DIRECTIONS: Would you retype the listing below word for word, without any of its pictures?

STORED DATA:

______

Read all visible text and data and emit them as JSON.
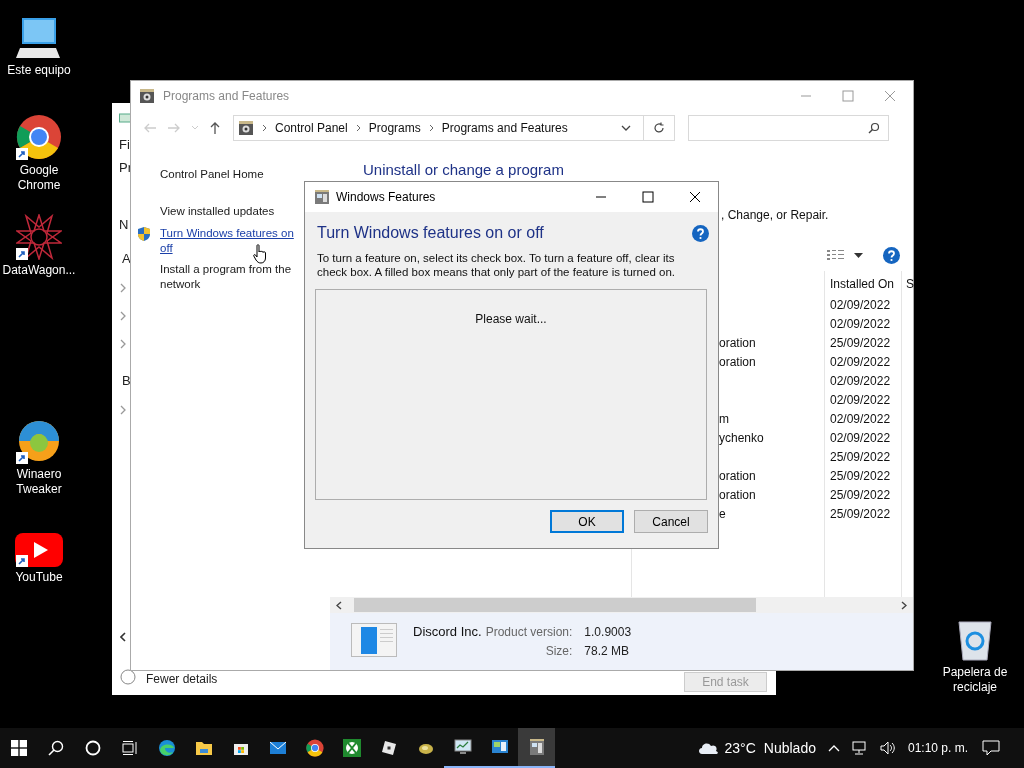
{
  "desktop_icons": [
    {
      "kind": "pc",
      "label": "Este equipo",
      "shortcut": false
    },
    {
      "kind": "chrome",
      "label": "Google Chrome",
      "shortcut": true
    },
    {
      "kind": "star",
      "label": "DataWagon...",
      "shortcut": true
    },
    {
      "kind": "swirl",
      "label": "Winaero Tweaker",
      "shortcut": true
    },
    {
      "kind": "play",
      "label": "YouTube",
      "shortcut": true
    },
    {
      "kind": "bin",
      "label": "Papelera de reciclaje",
      "shortcut": false
    }
  ],
  "back_window": {
    "fragments": [
      "Fi",
      "Pr",
      "N",
      "A",
      "B"
    ],
    "fewer_details": "Fewer details",
    "end_task": {
      "label": "End task",
      "disabled": true
    }
  },
  "programs_window": {
    "title": "Programs and Features",
    "active": false,
    "breadcrumb": [
      "Control Panel",
      "Programs",
      "Programs and Features"
    ],
    "tasks": [
      {
        "kind": "plain",
        "lines": [
          "Control Panel Home"
        ]
      },
      {
        "kind": "plain",
        "lines": [
          "View installed updates"
        ]
      },
      {
        "kind": "shield-link",
        "lines": [
          "Turn Windows features on",
          "off"
        ]
      },
      {
        "kind": "plain",
        "lines": [
          "Install a program from the",
          "network"
        ]
      }
    ],
    "heading": "Uninstall or change a program",
    "subtitle": ", Change, or Repair.",
    "columns": [
      "Installed On",
      "S"
    ],
    "rows": [
      {
        "installed_on": "02/09/2022"
      },
      {
        "installed_on": "02/09/2022"
      },
      {
        "publisher": "oration",
        "installed_on": "25/09/2022"
      },
      {
        "publisher": "oration",
        "installed_on": "02/09/2022"
      },
      {
        "installed_on": "02/09/2022"
      },
      {
        "installed_on": "02/09/2022"
      },
      {
        "publisher": "m",
        "installed_on": "02/09/2022"
      },
      {
        "publisher": "ychenko",
        "installed_on": "02/09/2022"
      },
      {
        "installed_on": "25/09/2022"
      },
      {
        "publisher": "oration",
        "installed_on": "25/09/2022"
      },
      {
        "publisher": "oration",
        "installed_on": "25/09/2022"
      },
      {
        "publisher": "e",
        "installed_on": "25/09/2022"
      }
    ],
    "details": {
      "publisher": "Discord Inc.",
      "fields": [
        {
          "label": "Product version:",
          "value": "1.0.9003"
        },
        {
          "label": "Size:",
          "value": "78.2 MB"
        }
      ]
    }
  },
  "dialog": {
    "title": "Windows Features",
    "heading": "Turn Windows features on or off",
    "description": "To turn a feature on, select its check box. To turn a feature off, clear its check box. A filled box means that only part of the feature is turned on.",
    "status": "Please wait...",
    "buttons": [
      {
        "label": "OK",
        "default": true
      },
      {
        "label": "Cancel",
        "default": false
      }
    ]
  },
  "taskbar": {
    "apps": [
      {
        "kind": "edge",
        "running": false,
        "selected": false
      },
      {
        "kind": "folder",
        "running": false,
        "selected": false
      },
      {
        "kind": "store",
        "running": false,
        "selected": false
      },
      {
        "kind": "mail",
        "running": false,
        "selected": false
      },
      {
        "kind": "chrome",
        "running": false,
        "selected": false
      },
      {
        "kind": "xbox",
        "running": false,
        "selected": false
      },
      {
        "kind": "cube",
        "running": false,
        "selected": false
      },
      {
        "kind": "ball",
        "running": false,
        "selected": false
      },
      {
        "kind": "monitor",
        "running": true,
        "selected": false
      },
      {
        "kind": "panel",
        "running": true,
        "selected": false
      },
      {
        "kind": "features",
        "running": true,
        "selected": true
      }
    ],
    "weather": {
      "temperature": "23°C",
      "condition": "Nublado"
    },
    "clock": "01:10 p. m."
  }
}
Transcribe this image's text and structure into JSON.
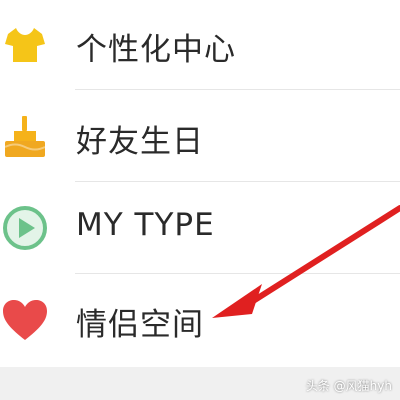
{
  "menu": {
    "items": [
      {
        "label": "个性化中心",
        "icon": "tshirt-icon",
        "icon_color": "#f5c518"
      },
      {
        "label": "好友生日",
        "icon": "birthday-cake-icon",
        "icon_color": "#f5b21a"
      },
      {
        "label": "MY TYPE",
        "icon": "play-circle-icon",
        "icon_color": "#6cc28a"
      },
      {
        "label": "情侣空间",
        "icon": "heart-icon",
        "icon_color": "#e94a4a"
      }
    ]
  },
  "annotation": {
    "arrow_color": "#e02020"
  },
  "watermark": {
    "text": "头条 @风猫hyh"
  }
}
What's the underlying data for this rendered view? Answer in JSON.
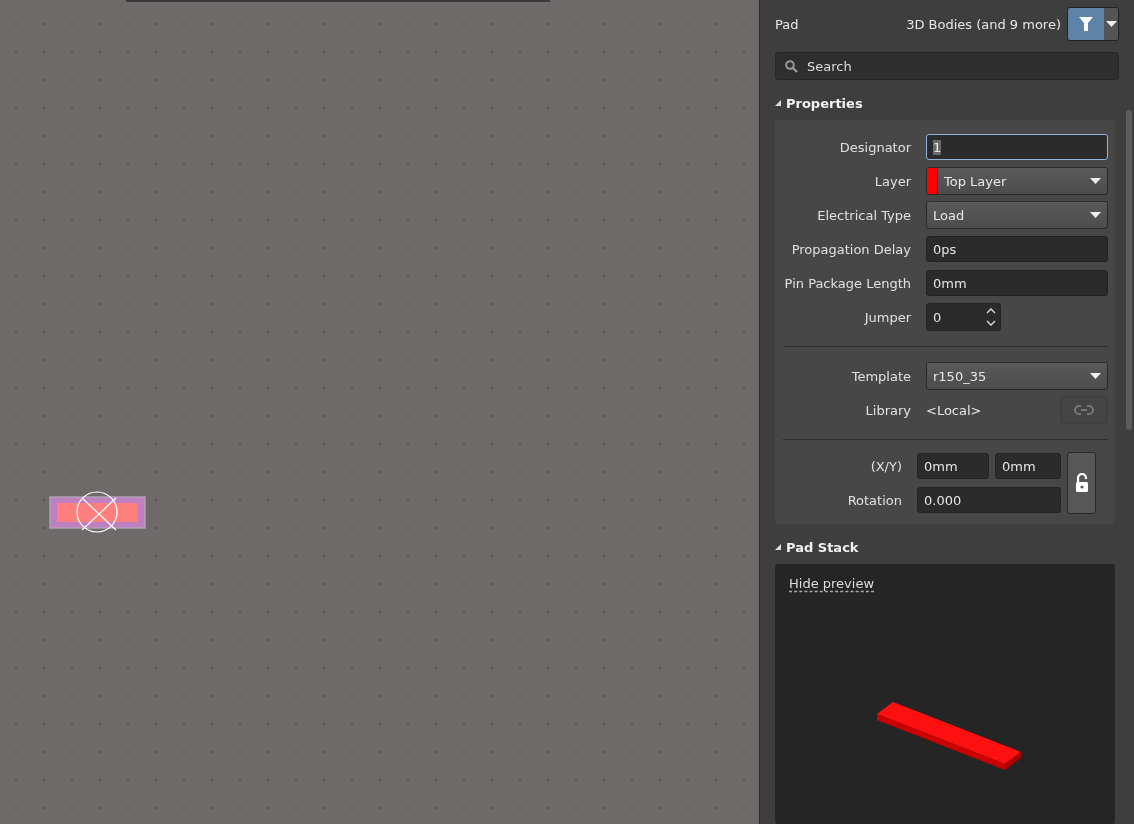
{
  "panel": {
    "object_type": "Pad",
    "filter_summary": "3D Bodies (and 9 more)",
    "search": {
      "placeholder": "Search"
    },
    "properties": {
      "title": "Properties",
      "expanded": true,
      "rows": [
        {
          "kind": "text_input",
          "label": "Designator",
          "value": "1",
          "focused": true
        },
        {
          "kind": "dropdown",
          "label": "Layer",
          "value": "Top Layer",
          "color": "#ff0000"
        },
        {
          "kind": "dropdown",
          "label": "Electrical Type",
          "value": "Load"
        },
        {
          "kind": "text_input",
          "label": "Propagation Delay",
          "value": "0ps",
          "focused": false
        },
        {
          "kind": "text_input",
          "label": "Pin Package Length",
          "value": "0mm",
          "focused": false
        },
        {
          "kind": "spinner",
          "label": "Jumper",
          "value": "0"
        },
        {
          "kind": "divider"
        },
        {
          "kind": "dropdown",
          "label": "Template",
          "value": "r150_35"
        },
        {
          "kind": "library",
          "label": "Library",
          "value": "<Local>"
        },
        {
          "kind": "divider"
        },
        {
          "kind": "position",
          "label": "(X/Y)",
          "x": "0mm",
          "y": "0mm",
          "rotation_label": "Rotation",
          "rotation": "0.000",
          "locked": false
        }
      ]
    },
    "pad_stack": {
      "title": "Pad Stack",
      "expanded": true,
      "preview_link": "Hide preview"
    }
  }
}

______

THE COMPLETED TASK:
Read all visible text and data and emit them as JSON.
{
  "desktop_icons": [
    {
      "kind": "pc",
      "label": "Este equipo",
      "shortcut": false
    },
    {
      "kind": "chrome",
      "label": "Google Chrome",
      "shortcut": true
    },
    {
      "kind": "star",
      "label": "DataWagon...",
      "shortcut": true
    },
    {
      "kind": "swirl",
      "label": "Winaero Tweaker",
      "shortcut": true
    },
    {
      "kind": "play",
      "label": "YouTube",
      "shortcut": true
    },
    {
      "kind": "bin",
      "label": "Papelera de reciclaje",
      "shortcut": false
    }
  ],
  "back_window": {
    "fragments": [
      "Fi",
      "Pr",
      "N",
      "A",
      "B"
    ],
    "fewer_details": "Fewer details",
    "end_task": {
      "label": "End task",
      "disabled": true
    }
  },
  "programs_window": {
    "title": "Programs and Features",
    "active": false,
    "breadcrumb": [
      "Control Panel",
      "Programs",
      "Programs and Features"
    ],
    "tasks": [
      {
        "kind": "plain",
        "lines": [
          "Control Panel Home"
        ]
      },
      {
        "kind": "plain",
        "lines": [
          "View installed updates"
        ]
      },
      {
        "kind": "shield-link",
        "lines": [
          "Turn Windows features on",
          "off"
        ]
      },
      {
        "kind": "plain",
        "lines": [
          "Install a program from the",
          "network"
        ]
      }
    ],
    "heading": "Uninstall or change a program",
    "subtitle": ", Change, or Repair.",
    "columns": [
      "Installed On",
      "S"
    ],
    "rows": [
      {
        "installed_on": "02/09/2022"
      },
      {
        "installed_on": "02/09/2022"
      },
      {
        "publisher": "oration",
        "installed_on": "25/09/2022"
      },
      {
        "publisher": "oration",
        "installed_on": "02/09/2022"
      },
      {
        "installed_on": "02/09/2022"
      },
      {
        "installed_on": "02/09/2022"
      },
      {
        "publisher": "m",
        "installed_on": "02/09/2022"
      },
      {
        "publisher": "ychenko",
        "installed_on": "02/09/2022"
      },
      {
        "installed_on": "25/09/2022"
      },
      {
        "publisher": "oration",
        "installed_on": "25/09/2022"
      },
      {
        "publisher": "oration",
        "installed_on": "25/09/2022"
      },
      {
        "publisher": "e",
        "installed_on": "25/09/2022"
      }
    ],
    "details": {
      "publisher": "Discord Inc.",
      "fields": [
        {
          "label": "Product version:",
          "value": "1.0.9003"
        },
        {
          "label": "Size:",
          "value": "78.2 MB"
        }
      ]
    }
  },
  "dialog": {
    "title": "Windows Features",
    "heading": "Turn Windows features on or off",
    "description": "To turn a feature on, select its check box. To turn a feature off, clear its check box. A filled box means that only part of the feature is turned on.",
    "status": "Please wait...",
    "buttons": [
      {
        "label": "OK",
        "default": true
      },
      {
        "label": "Cancel",
        "default": false
      }
    ]
  },
  "taskbar": {
    "apps": [
      {
        "kind": "edge",
        "running": false,
        "selected": false
      },
      {
        "kind": "folder",
        "running": false,
        "selected": false
      },
      {
        "kind": "store",
        "running": false,
        "selected": false
      },
      {
        "kind": "mail",
        "running": false,
        "selected": false
      },
      {
        "kind": "chrome",
        "running": false,
        "selected": false
      },
      {
        "kind": "xbox",
        "running": false,
        "selected": false
      },
      {
        "kind": "cube",
        "running": false,
        "selected": false
      },
      {
        "kind": "ball",
        "running": false,
        "selected": false
      },
      {
        "kind": "monitor",
        "running": true,
        "selected": false
      },
      {
        "kind": "panel",
        "running": true,
        "selected": false
      },
      {
        "kind": "features",
        "running": true,
        "selected": true
      }
    ],
    "weather": {
      "temperature": "23°C",
      "condition": "Nublado"
    },
    "clock": "01:10 p. m."
  }
}
Transcribe this image's text and structure into JSON.
{
  "menu": {
    "items": [
      {
        "label": "个性化中心",
        "icon": "tshirt-icon",
        "icon_color": "#f5c518"
      },
      {
        "label": "好友生日",
        "icon": "birthday-cake-icon",
        "icon_color": "#f5b21a"
      },
      {
        "label": "MY TYPE",
        "icon": "play-circle-icon",
        "icon_color": "#6cc28a"
      },
      {
        "label": "情侣空间",
        "icon": "heart-icon",
        "icon_color": "#e94a4a"
      }
    ]
  },
  "annotation": {
    "arrow_color": "#e02020"
  },
  "watermark": {
    "text": "头条 @风猫hyh"
  }
}
What's the underlying data for this rendered view? Answer in JSON.
{
  "panel": {
    "object_type": "Pad",
    "filter_summary": "3D Bodies (and 9 more)",
    "search": {
      "placeholder": "Search"
    },
    "properties": {
      "title": "Properties",
      "expanded": true,
      "rows": [
        {
          "kind": "text_input",
          "label": "Designator",
          "value": "1",
          "focused": true
        },
        {
          "kind": "dropdown",
          "label": "Layer",
          "value": "Top Layer",
          "color": "#ff0000"
        },
        {
          "kind": "dropdown",
          "label": "Electrical Type",
          "value": "Load"
        },
        {
          "kind": "text_input",
          "label": "Propagation Delay",
          "value": "0ps",
          "focused": false
        },
        {
          "kind": "text_input",
          "label": "Pin Package Length",
          "value": "0mm",
          "focused": false
        },
        {
          "kind": "spinner",
          "label": "Jumper",
          "value": "0"
        },
        {
          "kind": "divider"
        },
        {
          "kind": "dropdown",
          "label": "Template",
          "value": "r150_35"
        },
        {
          "kind": "library",
          "label": "Library",
          "value": "<Local>"
        },
        {
          "kind": "divider"
        },
        {
          "kind": "position",
          "label": "(X/Y)",
          "x": "0mm",
          "y": "0mm",
          "rotation_label": "Rotation",
          "rotation": "0.000",
          "locked": false
        }
      ]
    },
    "pad_stack": {
      "title": "Pad Stack",
      "expanded": true,
      "preview_link": "Hide preview"
    }
  }
}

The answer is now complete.